=== TRY IT ===
Pull each line with the string "title" from the entries.

=== INPUT DATA ===
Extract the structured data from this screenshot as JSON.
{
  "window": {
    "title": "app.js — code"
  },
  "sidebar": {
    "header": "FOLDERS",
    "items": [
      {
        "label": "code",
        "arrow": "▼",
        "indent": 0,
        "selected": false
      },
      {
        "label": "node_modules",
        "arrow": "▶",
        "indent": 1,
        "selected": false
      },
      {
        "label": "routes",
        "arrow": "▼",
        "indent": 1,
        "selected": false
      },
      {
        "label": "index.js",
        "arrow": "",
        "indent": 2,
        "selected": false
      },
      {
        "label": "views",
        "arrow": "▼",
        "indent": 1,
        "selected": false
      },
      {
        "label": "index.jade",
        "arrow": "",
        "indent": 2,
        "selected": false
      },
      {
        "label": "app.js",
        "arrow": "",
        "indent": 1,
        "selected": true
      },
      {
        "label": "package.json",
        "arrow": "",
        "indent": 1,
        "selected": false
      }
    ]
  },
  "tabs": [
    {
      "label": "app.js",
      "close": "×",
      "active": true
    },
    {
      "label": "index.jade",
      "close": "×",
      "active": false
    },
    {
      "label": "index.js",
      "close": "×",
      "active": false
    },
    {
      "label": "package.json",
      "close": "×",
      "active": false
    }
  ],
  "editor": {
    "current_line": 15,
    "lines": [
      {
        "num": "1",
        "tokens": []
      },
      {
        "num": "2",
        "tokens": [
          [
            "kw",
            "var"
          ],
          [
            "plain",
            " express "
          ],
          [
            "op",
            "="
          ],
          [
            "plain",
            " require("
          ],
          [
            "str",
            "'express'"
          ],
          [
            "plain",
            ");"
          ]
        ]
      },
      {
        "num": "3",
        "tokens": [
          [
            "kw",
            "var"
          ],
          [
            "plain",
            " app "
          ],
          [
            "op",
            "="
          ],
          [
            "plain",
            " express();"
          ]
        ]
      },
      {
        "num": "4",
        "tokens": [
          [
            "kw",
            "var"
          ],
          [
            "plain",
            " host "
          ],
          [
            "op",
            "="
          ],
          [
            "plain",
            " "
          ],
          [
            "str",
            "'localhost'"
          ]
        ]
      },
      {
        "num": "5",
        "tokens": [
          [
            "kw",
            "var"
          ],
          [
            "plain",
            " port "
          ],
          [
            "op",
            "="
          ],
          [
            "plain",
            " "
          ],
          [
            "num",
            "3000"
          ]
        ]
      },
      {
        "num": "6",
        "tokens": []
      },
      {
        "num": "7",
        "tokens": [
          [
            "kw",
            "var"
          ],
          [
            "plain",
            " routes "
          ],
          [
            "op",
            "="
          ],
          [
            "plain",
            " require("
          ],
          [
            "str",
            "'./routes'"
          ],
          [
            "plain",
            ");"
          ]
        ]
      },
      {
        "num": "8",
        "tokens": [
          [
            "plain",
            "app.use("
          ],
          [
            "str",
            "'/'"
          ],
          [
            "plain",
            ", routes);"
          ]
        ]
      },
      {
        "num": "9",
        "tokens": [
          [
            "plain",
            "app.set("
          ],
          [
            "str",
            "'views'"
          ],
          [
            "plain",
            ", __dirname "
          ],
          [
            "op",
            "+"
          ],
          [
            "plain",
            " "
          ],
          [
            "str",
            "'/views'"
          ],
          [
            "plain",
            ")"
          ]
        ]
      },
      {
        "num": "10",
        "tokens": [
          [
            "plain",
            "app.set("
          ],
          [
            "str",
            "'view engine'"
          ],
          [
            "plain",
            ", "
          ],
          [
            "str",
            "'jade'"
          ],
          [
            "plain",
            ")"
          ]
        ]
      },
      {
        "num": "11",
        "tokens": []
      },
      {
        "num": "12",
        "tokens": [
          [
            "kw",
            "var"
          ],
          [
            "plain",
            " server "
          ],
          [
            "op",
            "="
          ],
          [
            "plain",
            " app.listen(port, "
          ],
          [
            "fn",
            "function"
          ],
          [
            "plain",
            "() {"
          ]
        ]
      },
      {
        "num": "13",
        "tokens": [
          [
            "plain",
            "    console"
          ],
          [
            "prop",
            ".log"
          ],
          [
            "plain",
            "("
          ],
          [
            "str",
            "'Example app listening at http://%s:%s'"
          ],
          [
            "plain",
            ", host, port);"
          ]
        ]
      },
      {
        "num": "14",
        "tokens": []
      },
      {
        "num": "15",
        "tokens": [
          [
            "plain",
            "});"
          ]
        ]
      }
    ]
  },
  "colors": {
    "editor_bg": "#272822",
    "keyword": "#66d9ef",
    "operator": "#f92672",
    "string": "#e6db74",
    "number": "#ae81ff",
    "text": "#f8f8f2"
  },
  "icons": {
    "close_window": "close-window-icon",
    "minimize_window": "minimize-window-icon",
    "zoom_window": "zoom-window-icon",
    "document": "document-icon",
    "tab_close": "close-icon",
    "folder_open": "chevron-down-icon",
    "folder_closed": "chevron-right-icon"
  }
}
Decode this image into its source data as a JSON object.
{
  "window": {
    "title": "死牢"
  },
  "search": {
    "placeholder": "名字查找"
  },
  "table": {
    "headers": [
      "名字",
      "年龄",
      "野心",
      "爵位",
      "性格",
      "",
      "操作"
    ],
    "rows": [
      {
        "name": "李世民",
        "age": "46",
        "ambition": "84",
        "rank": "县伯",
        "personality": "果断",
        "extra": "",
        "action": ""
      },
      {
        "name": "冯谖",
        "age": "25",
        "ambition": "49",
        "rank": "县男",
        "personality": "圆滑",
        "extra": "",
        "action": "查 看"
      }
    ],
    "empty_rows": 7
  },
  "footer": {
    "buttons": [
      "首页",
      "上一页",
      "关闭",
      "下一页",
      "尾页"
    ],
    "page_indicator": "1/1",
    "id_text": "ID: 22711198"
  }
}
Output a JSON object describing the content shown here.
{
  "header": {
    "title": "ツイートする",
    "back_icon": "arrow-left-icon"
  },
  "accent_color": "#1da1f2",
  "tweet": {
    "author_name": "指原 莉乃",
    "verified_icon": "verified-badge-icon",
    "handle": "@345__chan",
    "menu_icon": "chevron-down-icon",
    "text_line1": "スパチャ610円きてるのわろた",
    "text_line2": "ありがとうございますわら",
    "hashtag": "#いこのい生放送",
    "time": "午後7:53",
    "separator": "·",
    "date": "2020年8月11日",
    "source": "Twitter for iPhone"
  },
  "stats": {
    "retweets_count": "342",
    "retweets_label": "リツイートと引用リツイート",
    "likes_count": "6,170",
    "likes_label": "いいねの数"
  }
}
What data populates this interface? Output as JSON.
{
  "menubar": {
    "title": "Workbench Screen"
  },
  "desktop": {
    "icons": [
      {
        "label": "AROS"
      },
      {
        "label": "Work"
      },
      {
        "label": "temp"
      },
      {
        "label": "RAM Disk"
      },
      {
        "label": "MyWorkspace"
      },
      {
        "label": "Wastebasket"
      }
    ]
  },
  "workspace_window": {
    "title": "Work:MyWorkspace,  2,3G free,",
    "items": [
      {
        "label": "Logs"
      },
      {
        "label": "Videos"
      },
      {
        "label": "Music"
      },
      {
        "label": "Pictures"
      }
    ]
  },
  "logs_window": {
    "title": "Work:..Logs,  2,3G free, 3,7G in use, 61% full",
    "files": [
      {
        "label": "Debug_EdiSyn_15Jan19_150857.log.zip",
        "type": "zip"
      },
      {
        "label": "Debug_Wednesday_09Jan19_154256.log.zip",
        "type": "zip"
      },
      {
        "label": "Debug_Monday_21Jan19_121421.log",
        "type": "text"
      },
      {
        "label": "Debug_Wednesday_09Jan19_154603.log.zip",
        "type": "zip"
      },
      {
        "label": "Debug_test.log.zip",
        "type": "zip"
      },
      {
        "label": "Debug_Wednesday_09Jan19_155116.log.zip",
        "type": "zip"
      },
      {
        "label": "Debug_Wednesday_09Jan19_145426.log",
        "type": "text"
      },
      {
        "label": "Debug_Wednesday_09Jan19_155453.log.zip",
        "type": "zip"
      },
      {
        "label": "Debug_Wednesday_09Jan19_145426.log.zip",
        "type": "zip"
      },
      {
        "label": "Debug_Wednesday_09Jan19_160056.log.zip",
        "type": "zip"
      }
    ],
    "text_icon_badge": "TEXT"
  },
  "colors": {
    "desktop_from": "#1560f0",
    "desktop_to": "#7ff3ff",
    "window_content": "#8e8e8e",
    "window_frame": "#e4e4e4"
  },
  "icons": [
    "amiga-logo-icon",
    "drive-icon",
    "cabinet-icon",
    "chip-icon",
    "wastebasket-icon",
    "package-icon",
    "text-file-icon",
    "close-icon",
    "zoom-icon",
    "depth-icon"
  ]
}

=== SOLVED PROBLEM ===
    "title": "app.js — code"
    "title": "死牢"
    "title": "ツイートする",
    "title": "Workbench Screen"
    "title": "Work:MyWorkspace,  2,3G free,",
    "title": "Work:..Logs,  2,3G free, 3,7G in use, 61% full",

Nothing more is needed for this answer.